The IPCC recently released a report on the requirements to contain global warming to 1.5oC. The scientific community has determined this to the threshold below which the impacts are believed to be manageable without major planetary trauma. The report makes the case that the actions required are viable, with a big caveat: large scale, collaborative action is required by all countries. It reports that not one country currently has the necessary program in place.
The level of disconnect is made clear by a 500 page July 2018 Environmental Assessment Report prepared for the US government. This report was prepared by consultant ICF to define the appropriate US efficiency standards for vehicles made from 2021 to 2025.
The report recommends that fuel efficiency requirements should not be increased and a planned reduction for 2021 should be cancelled.

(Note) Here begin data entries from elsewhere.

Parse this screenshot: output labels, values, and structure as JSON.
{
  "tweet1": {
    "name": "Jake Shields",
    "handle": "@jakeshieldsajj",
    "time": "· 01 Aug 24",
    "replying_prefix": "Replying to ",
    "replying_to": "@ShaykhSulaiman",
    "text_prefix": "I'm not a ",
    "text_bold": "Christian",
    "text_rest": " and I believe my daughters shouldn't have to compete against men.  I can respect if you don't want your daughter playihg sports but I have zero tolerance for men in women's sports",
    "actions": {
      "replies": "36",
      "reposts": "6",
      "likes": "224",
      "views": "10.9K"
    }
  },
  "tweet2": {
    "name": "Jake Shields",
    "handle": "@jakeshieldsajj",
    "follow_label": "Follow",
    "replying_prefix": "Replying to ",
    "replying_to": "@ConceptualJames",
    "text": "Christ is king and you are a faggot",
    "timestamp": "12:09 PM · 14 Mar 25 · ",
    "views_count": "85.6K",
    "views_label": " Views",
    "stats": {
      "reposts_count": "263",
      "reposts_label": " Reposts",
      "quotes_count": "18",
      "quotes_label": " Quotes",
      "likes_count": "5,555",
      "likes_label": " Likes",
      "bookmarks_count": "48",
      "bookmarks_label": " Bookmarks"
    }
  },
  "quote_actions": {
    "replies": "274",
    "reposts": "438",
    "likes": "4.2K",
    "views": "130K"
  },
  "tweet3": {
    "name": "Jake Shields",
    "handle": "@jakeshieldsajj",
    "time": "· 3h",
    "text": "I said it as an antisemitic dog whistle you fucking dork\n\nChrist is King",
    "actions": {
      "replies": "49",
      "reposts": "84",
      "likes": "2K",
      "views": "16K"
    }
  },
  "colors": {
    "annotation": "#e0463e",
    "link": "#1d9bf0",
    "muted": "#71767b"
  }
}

Which is presumably what the administration was asking for.
The rationale used for the conclusion was that although increased efficiency in US vehicles would significantly and progressively decrease vehicle emissions, that alone will not prevent the global atmospheric CO2 concentration from reaching 800ppm in 2100. It would therefore not prevent the global temperature from rising 4oC.

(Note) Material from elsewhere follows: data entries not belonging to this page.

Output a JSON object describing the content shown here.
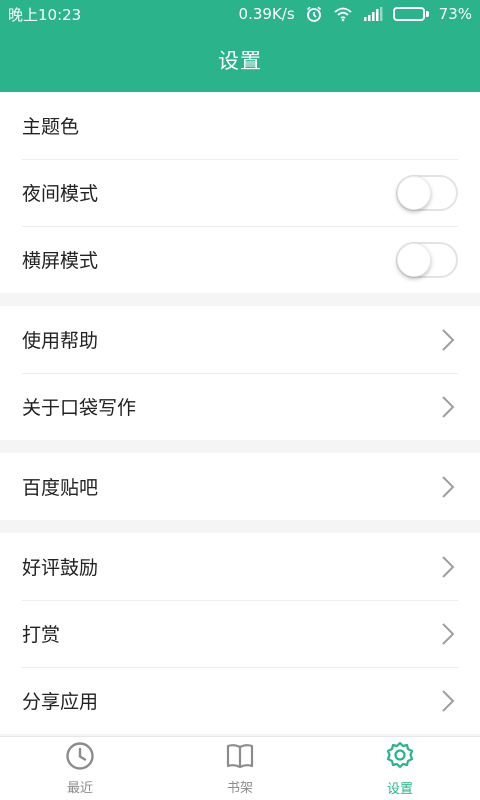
{
  "status_bar": {
    "time": "晚上10:23",
    "net_speed": "0.39K/s",
    "battery_percent": "73%",
    "battery_level": 0.73,
    "icons": [
      "alarm-icon",
      "wifi-icon",
      "signal-icon",
      "battery-icon"
    ]
  },
  "app_bar": {
    "title": "设置"
  },
  "settings": {
    "group1": [
      {
        "label": "主题色"
      },
      {
        "label": "夜间模式",
        "toggle": false
      },
      {
        "label": "横屏模式",
        "toggle": false
      }
    ],
    "group2": [
      {
        "label": "使用帮助"
      },
      {
        "label": "关于口袋写作"
      }
    ],
    "group3": [
      {
        "label": "百度贴吧"
      }
    ],
    "group4": [
      {
        "label": "好评鼓励"
      },
      {
        "label": "打赏"
      },
      {
        "label": "分享应用"
      }
    ]
  },
  "bottom_nav": {
    "items": [
      {
        "label": "最近",
        "icon": "clock-icon",
        "active": false
      },
      {
        "label": "书架",
        "icon": "book-icon",
        "active": false
      },
      {
        "label": "设置",
        "icon": "gear-icon",
        "active": true
      }
    ]
  },
  "colors": {
    "accent": "#2bb38c",
    "inactive": "#8c8c8c"
  }
}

By accepting this conclusion, the US government is telling us that the planet will be 4oC warmer than preindustrial levels by 2100. It does not describe the consequences of giving up on a lower target.
The mathematics used to justify the predictions assume that no further changes to vehicle emissions would be made after 2025. This presumes that even if progressive reductions were made over the next 5 year cycle, future generations would either stop innovating and/or caring about climate change.
The decision means that the US government will only require an action if that action by itself over a short time frame will avert long term catastrophe. This is the opposite of the large scale, progressive action the IPCC says is required. It is also contrary to what any of us would expect from a doctor, teacher, engineer or business person asked to confront a serious problem – mobilize all available resources on multiple fronts.
Isn't it time for this more optimistic, collaborative approach to become the norm in how we tackle climate change?
By Peter Halsall, P.Eng, MASc